◆ **YOUR OBJECTIVE**
Reproduce every record below exactly as it appears.

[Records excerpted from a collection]
--------

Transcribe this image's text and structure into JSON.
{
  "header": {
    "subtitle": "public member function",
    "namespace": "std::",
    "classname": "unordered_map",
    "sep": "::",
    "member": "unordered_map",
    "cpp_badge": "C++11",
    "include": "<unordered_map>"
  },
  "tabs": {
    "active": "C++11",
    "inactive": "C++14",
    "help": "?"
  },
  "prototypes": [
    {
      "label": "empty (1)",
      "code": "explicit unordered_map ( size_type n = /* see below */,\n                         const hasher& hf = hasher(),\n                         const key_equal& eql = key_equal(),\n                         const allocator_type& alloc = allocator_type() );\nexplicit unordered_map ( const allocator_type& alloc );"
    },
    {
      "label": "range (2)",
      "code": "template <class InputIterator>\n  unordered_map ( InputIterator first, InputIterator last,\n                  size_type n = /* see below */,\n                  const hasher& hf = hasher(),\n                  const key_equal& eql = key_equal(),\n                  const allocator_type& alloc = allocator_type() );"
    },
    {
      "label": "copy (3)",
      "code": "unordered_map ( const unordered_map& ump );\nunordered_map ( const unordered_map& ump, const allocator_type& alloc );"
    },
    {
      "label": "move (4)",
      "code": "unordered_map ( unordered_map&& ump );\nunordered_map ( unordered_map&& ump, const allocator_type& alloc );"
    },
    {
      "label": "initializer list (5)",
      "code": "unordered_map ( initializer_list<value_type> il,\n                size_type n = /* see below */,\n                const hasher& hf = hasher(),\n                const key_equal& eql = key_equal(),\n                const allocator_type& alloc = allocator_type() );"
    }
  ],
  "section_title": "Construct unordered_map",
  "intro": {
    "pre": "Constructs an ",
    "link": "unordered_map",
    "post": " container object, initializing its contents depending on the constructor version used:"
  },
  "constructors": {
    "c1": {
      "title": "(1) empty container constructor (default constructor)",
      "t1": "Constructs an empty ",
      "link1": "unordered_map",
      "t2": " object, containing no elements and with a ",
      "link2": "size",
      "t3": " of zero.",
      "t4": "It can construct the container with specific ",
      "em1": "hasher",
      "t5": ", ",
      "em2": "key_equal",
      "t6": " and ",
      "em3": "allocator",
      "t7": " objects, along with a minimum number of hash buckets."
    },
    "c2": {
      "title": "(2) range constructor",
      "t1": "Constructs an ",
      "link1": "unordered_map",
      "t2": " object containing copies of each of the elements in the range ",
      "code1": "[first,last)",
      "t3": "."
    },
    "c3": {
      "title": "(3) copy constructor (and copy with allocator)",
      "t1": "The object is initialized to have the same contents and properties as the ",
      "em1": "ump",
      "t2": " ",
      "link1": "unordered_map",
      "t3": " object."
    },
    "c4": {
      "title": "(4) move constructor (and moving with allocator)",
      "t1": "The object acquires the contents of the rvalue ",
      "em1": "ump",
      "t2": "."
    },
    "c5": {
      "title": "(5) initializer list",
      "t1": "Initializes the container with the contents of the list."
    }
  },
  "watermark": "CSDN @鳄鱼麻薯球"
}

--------

◆ **RESPONSE BELOW**
Transcribe this image's text and structure into JSON.
{
  "header": {
    "subtitle": "public member function",
    "namespace": "std::",
    "classname": "unordered_map",
    "sep": "::",
    "member": "unordered_map",
    "cpp_badge": "C++11",
    "include": "<unordered_map>"
  },
  "tabs": {
    "active": "C++11",
    "inactive": "C++14",
    "help": "?"
  },
  "prototypes": [
    {
      "label": "empty (1)",
      "code": "explicit unordered_map ( size_type n = /* see below */,\n                         const hasher& hf = hasher(),\n                         const key_equal& eql = key_equal(),\n                         const allocator_type& alloc = allocator_type() );\nexplicit unordered_map ( const allocator_type& alloc );"
    },
    {
      "label": "range (2)",
      "code": "template <class InputIterator>\n  unordered_map ( InputIterator first, InputIterator last,\n                  size_type n = /* see below */,\n                  const hasher& hf = hasher(),\n                  const key_equal& eql = key_equal(),\n                  const allocator_type& alloc = allocator_type() );"
    },
    {
      "label": "copy (3)",
      "code": "unordered_map ( const unordered_map& ump );\nunordered_map ( const unordered_map& ump, const allocator_type& alloc );"
    },
    {
      "label": "move (4)",
      "code": "unordered_map ( unordered_map&& ump );\nunordered_map ( unordered_map&& ump, const allocator_type& alloc );"
    },
    {
      "label": "initializer list (5)",
      "code": "unordered_map ( initializer_list<value_type> il,\n                size_type n = /* see below */,\n                const hasher& hf = hasher(),\n                const key_equal& eql = key_equal(),\n                const allocator_type& alloc = allocator_type() );"
    }
  ],
  "section_title": "Construct unordered_map",
  "intro": {
    "pre": "Constructs an ",
    "link": "unordered_map",
    "post": " container object, initializing its contents depending on the constructor version used:"
  },
  "constructors": {
    "c1": {
      "title": "(1) empty container constructor (default constructor)",
      "t1": "Constructs an empty ",
      "link1": "unordered_map",
      "t2": " object, containing no elements and with a ",
      "link2": "size",
      "t3": " of zero.",
      "t4": "It can construct the container with specific ",
      "em1": "hasher",
      "t5": ", ",
      "em2": "key_equal",
      "t6": " and ",
      "em3": "allocator",
      "t7": " objects, along with a minimum number of hash buckets."
    },
    "c2": {
      "title": "(2) range constructor",
      "t1": "Constructs an ",
      "link1": "unordered_map",
      "t2": " object containing copies of each of the elements in the range ",
      "code1": "[first,last)",
      "t3": "."
    },
    "c3": {
      "title": "(3) copy constructor (and copy with allocator)",
      "t1": "The object is initialized to have the same contents and properties as the ",
      "em1": "ump",
      "t2": " ",
      "link1": "unordered_map",
      "t3": " object."
    },
    "c4": {
      "title": "(4) move constructor (and moving with allocator)",
      "t1": "The object acquires the contents of the rvalue ",
      "em1": "ump",
      "t2": "."
    },
    "c5": {
      "title": "(5) initializer list",
      "t1": "Initializes the container with the contents of the list."
    }
  },
  "watermark": "CSDN @鳄鱼麻薯球"
}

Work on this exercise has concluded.